On my weekly trek to Tastebuds, a wonderful Cleveland lunch spot, past the north end of the Cleveland State campus and across from the second district police station, stands a piece of Cleveland rock and roll history. At Payne and East 22 is the Film Building, which once housed The Right Track studio.
Working in the mid-80s as a janitor and handyman at Right Track, Trent Reznor received discounted off-hours recording time from own Bart Koster. Reznor used to the time to record the demos and final tracks for what would become the Nine Inch Nails 1989 debut CD, Pretty Hate Machine. Last year Pretty Hate Machine was remastered , and its vinyl version has been consistently a top ten seller for EDGE/AEC Distributing catalogue.
As I have written previously, the vinyl spreads out all the accoutrement sounds in the PHM mix, giving the re-mastered version even a more grandiose, over-the-top aura than even before. Simply, PHM sounds great on vinyl. This is ironic: PHM was originally released at a time when the music industry was de-emphasizing vinyl in order to re-reap profits on back catalogue compact disc.
I remember, back in 1988, listening to the original demos. The cassettes were passed around by Reznor’s friend and manager John Malm to music types in the Cleveland area; the the project was titled Crown of Thorns, not Nine Inch Nails. I was immediately impressed on the catchiness of the songwriting and the sophistication of the production. It did not have the machine-like, tinny aggressiveness of the final PHM product; in retrospect, Reznor had not yet embraced the industrial Wax Trax influences into his sound. It reminded me more of the arty, modern rock of the time—Peter Gabriel, Kate Bush, Laurie Anderson, etc.

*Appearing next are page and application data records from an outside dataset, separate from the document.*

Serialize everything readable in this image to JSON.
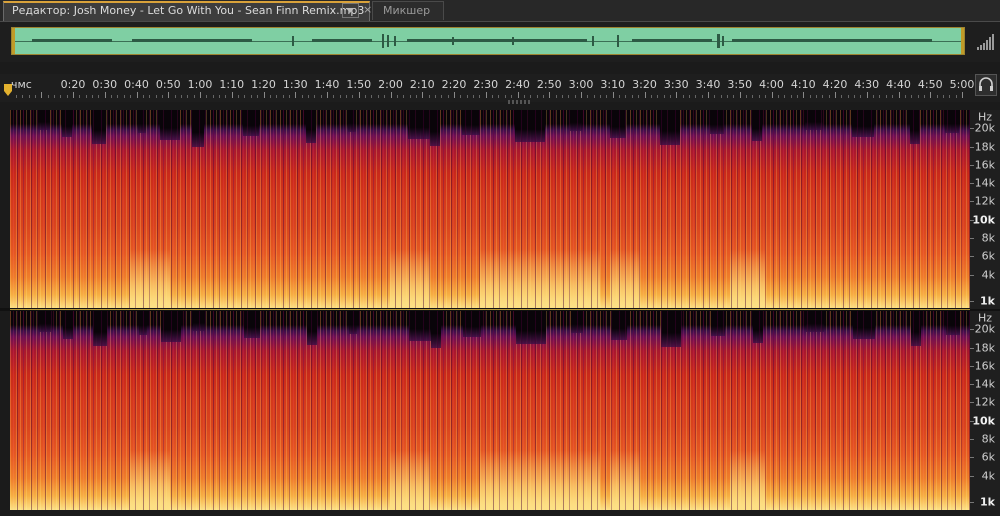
{
  "tabs": {
    "editor_label": "Редактор: Josh Money - Let Go With You - Sean Finn Remix.mp3",
    "close_glyph": "×",
    "mixer_label": "Микшер"
  },
  "timeline": {
    "unit": "чмс",
    "labels": [
      "0:20",
      "0:30",
      "0:40",
      "0:50",
      "1:00",
      "1:10",
      "1:20",
      "1:30",
      "1:40",
      "1:50",
      "2:00",
      "2:10",
      "2:20",
      "2:30",
      "2:40",
      "2:50",
      "3:00",
      "3:10",
      "3:20",
      "3:30",
      "3:40",
      "3:50",
      "4:00",
      "4:10",
      "4:20",
      "4:30",
      "4:40",
      "4:50",
      "5:00"
    ]
  },
  "freq_ruler": {
    "unit": "Hz",
    "labels": [
      "20k",
      "18k",
      "16k",
      "14k",
      "12k",
      "10k",
      "8k",
      "6k",
      "4k",
      "1k"
    ]
  },
  "colors": {
    "overview_green": "#7fcfa3",
    "accent_gold": "#c09b28"
  },
  "icons": [
    "zoom-level-icon",
    "headphones-icon",
    "playhead-marker-icon",
    "dropdown-icon",
    "close-icon"
  ]
}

Which was to be expected. Before forming NIN, Reznor was in a later configuration of a popular local “modern rock” act, The Exotic Birds, and in Slam Bam Boo, which strove for a Depeche Mode/Duran Duran sound. For the demos for PHM, Reznor drew on the pop formulas of these sources for an accessible sound.
After all the major labels turned down Crown of Thorns, Malm found Reznor a contract with TVT Records, Steve Gottlieb’s label that made millions selling collections of classic television theme songs.
After Reznor hit it big with Pretty Hate Machine, The Right Track’s stock went up and many acts flocked to record there. In 1991 Cleveland’s acclaimed glam punkers Death of Samantha recorded what would be their last, unreleased, album at Right Track. For a few days I observed the recording, which was engineered and produced by Reznor associate Sean Beavin. The Right Track looked like pretty much any other mid-priced recording studio—worn and messy. Second hand furniture, amp crates, incongruous pieces of percussion, fast food cartons and tattered old girlie magazines–all were strewn over some sickly-colored carpeting. (For some other reaon I also remember picking up a book of essay by some Canadian author who critized E.B. White’s Elements of Style.)
Death of Samantha’s front man, John Petkovic, remembers even less of the Right Track. “It’s all a blur,” recalled Petkovic, who since then has recorded and toured with Cobre Verde and with J. Macsis in Sweetapple. “I was really unimpressed with the technology. We were recording on two inch tapes, which even at the time were outdated. There wasn’t anything really distinct about the place I can recall.”
While The Right Track began the Nine Inch Nails—Cleveland, a few miles to the South in the Tremont, Lemco Hall is where the relationship ended. A former Slavic community center, Lemco Hall is renown as the setting for the wedding scene in the movie The Deer Hunter. In the 1980s it was renovated and converted into condos and office space.
In 1999, Reznor and NIN manager John Malm formed Nothing Records and operated it out of Lemco. While the label had mostly smaller acts, it hit big time with Marilyn Manson’s early releases. Most of the management and marketing operations were conducted from this location.
Like most with Reznor relationships, this one ended badly. By the end of the 90s Nothing had moved out of Lemco, and Reznor was moving out of a decade-long drunken/drugged stupor. In 2004 Reznor, who had since moved from Cleveland to New Orleans, successfully countersued Malm for fraud and breach of fiduciary duty. Reznor was awarded five million dollars in damages.
Apparently, Reznor continues his spite for Malm to this date. In the liner notes of remastered PHM Reznor does not even acknowledge Malm—a pretty petty attitude towards someone who supported Reznor in some lean, unpromising times. (But maybe Malm should be thankful—Reznor gave a shoutout of “fuck you. steve gottlieb tvt” to the person who signed him when no one else would).
Reznor, does, though, thank Bart Koster, his old Right Track boss. As should all NIN fans for giving Reznor a recording opportunity.